Data to examine below:
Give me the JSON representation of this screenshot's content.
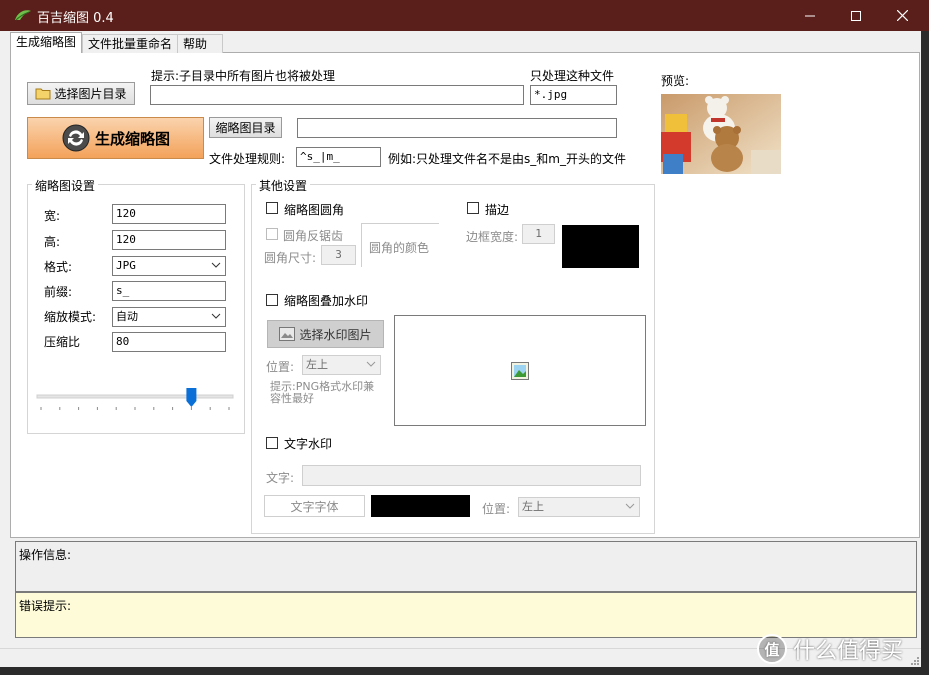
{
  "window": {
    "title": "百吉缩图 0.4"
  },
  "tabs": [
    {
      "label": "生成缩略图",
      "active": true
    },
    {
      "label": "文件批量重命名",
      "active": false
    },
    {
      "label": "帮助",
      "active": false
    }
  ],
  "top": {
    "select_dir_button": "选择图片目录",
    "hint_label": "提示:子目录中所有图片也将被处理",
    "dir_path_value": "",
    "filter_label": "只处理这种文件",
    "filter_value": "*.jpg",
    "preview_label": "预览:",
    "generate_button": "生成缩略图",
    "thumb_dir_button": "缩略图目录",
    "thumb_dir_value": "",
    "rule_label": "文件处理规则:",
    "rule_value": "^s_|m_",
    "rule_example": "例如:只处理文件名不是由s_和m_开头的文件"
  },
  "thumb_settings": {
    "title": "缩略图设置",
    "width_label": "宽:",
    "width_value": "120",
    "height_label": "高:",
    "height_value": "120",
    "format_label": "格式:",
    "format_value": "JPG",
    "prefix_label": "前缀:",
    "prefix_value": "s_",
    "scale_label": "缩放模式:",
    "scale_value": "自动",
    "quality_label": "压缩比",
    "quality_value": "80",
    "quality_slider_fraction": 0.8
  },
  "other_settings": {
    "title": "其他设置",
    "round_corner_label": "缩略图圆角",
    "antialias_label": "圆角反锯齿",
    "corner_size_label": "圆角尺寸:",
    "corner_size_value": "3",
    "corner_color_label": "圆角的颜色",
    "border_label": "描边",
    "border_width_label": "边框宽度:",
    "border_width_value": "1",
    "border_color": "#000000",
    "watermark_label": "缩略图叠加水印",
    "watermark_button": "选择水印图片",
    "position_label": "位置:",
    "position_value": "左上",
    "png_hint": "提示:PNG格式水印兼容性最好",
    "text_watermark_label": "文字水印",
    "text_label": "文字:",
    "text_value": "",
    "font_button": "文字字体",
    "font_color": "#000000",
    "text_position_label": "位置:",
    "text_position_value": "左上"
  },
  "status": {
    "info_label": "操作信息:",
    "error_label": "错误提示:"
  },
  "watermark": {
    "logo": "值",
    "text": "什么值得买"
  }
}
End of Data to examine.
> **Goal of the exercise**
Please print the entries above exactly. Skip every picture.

> **Task answer**
Give me the JSON representation of this screenshot's content.
{
  "window": {
    "title": "百吉缩图 0.4"
  },
  "tabs": [
    {
      "label": "生成缩略图",
      "active": true
    },
    {
      "label": "文件批量重命名",
      "active": false
    },
    {
      "label": "帮助",
      "active": false
    }
  ],
  "top": {
    "select_dir_button": "选择图片目录",
    "hint_label": "提示:子目录中所有图片也将被处理",
    "dir_path_value": "",
    "filter_label": "只处理这种文件",
    "filter_value": "*.jpg",
    "preview_label": "预览:",
    "generate_button": "生成缩略图",
    "thumb_dir_button": "缩略图目录",
    "thumb_dir_value": "",
    "rule_label": "文件处理规则:",
    "rule_value": "^s_|m_",
    "rule_example": "例如:只处理文件名不是由s_和m_开头的文件"
  },
  "thumb_settings": {
    "title": "缩略图设置",
    "width_label": "宽:",
    "width_value": "120",
    "height_label": "高:",
    "height_value": "120",
    "format_label": "格式:",
    "format_value": "JPG",
    "prefix_label": "前缀:",
    "prefix_value": "s_",
    "scale_label": "缩放模式:",
    "scale_value": "自动",
    "quality_label": "压缩比",
    "quality_value": "80",
    "quality_slider_fraction": 0.8
  },
  "other_settings": {
    "title": "其他设置",
    "round_corner_label": "缩略图圆角",
    "antialias_label": "圆角反锯齿",
    "corner_size_label": "圆角尺寸:",
    "corner_size_value": "3",
    "corner_color_label": "圆角的颜色",
    "border_label": "描边",
    "border_width_label": "边框宽度:",
    "border_width_value": "1",
    "border_color": "#000000",
    "watermark_label": "缩略图叠加水印",
    "watermark_button": "选择水印图片",
    "position_label": "位置:",
    "position_value": "左上",
    "png_hint": "提示:PNG格式水印兼容性最好",
    "text_watermark_label": "文字水印",
    "text_label": "文字:",
    "text_value": "",
    "font_button": "文字字体",
    "font_color": "#000000",
    "text_position_label": "位置:",
    "text_position_value": "左上"
  },
  "status": {
    "info_label": "操作信息:",
    "error_label": "错误提示:"
  },
  "watermark": {
    "logo": "值",
    "text": "什么值得买"
  }
}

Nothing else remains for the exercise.